*** Opening Data shown ***
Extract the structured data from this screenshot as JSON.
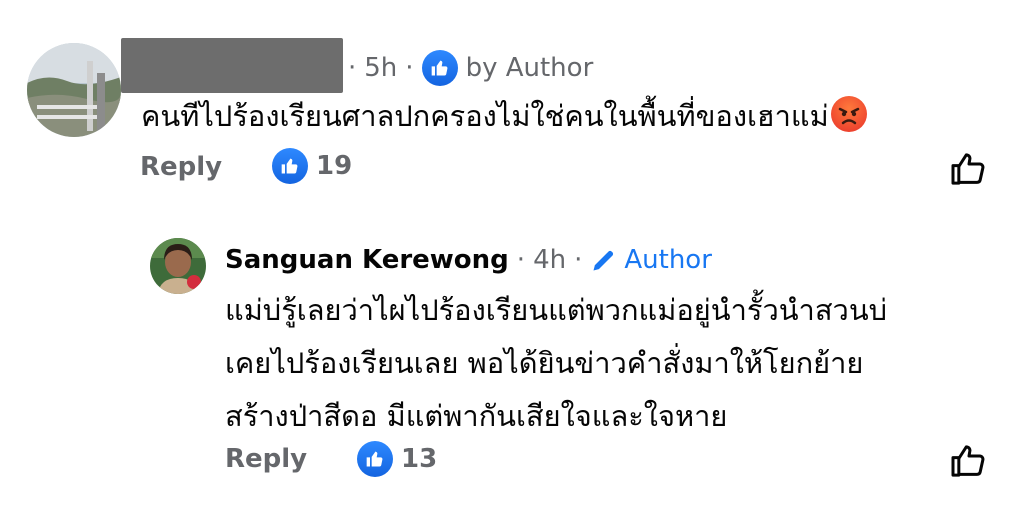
{
  "comment": {
    "author_name_redacted": "",
    "time": "5h",
    "by_author_label": "by Author",
    "text": "คนทีไปร้องเรียนศาลปกครองไม่ใช่คนในพื้นที่ของเฮาแม่",
    "emoji": "angry-face",
    "reply_label": "Reply",
    "like_count": "19"
  },
  "reply": {
    "author_name": "Sanguan Kerewong",
    "time": "4h",
    "author_badge": "Author",
    "text_lines": [
      "แม่บ่รู้เลยว่าไผไปร้องเรียนแต่พวกแม่อยู่นำรั้วนำสวนบ่",
      "เคยไปร้องเรียนเลย พอได้ยินข่าวคำสั่งมาให้โยกย้าย",
      "สร้างป่าสีดอ มีแต่พากันเสียใจและใจหาย"
    ],
    "reply_label": "Reply",
    "like_count": "13"
  },
  "colors": {
    "accent": "#1877f2",
    "muted": "#65676b",
    "text": "#050505"
  }
}
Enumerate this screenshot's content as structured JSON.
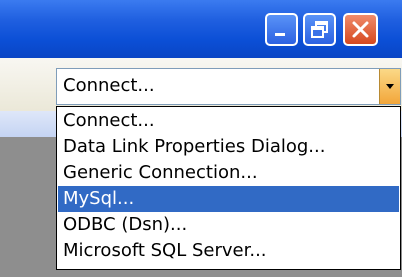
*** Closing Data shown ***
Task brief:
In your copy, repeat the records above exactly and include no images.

Response:
Extract the structured data from this screenshot as JSON.
{
  "comment": {
    "author_name_redacted": "",
    "time": "5h",
    "by_author_label": "by Author",
    "text": "คนทีไปร้องเรียนศาลปกครองไม่ใช่คนในพื้นที่ของเฮาแม่",
    "emoji": "angry-face",
    "reply_label": "Reply",
    "like_count": "19"
  },
  "reply": {
    "author_name": "Sanguan Kerewong",
    "time": "4h",
    "author_badge": "Author",
    "text_lines": [
      "แม่บ่รู้เลยว่าไผไปร้องเรียนแต่พวกแม่อยู่นำรั้วนำสวนบ่",
      "เคยไปร้องเรียนเลย พอได้ยินข่าวคำสั่งมาให้โยกย้าย",
      "สร้างป่าสีดอ มีแต่พากันเสียใจและใจหาย"
    ],
    "reply_label": "Reply",
    "like_count": "13"
  },
  "colors": {
    "accent": "#1877f2",
    "muted": "#65676b",
    "text": "#050505"
  }
}
Enumerate this screenshot's content as structured JSON.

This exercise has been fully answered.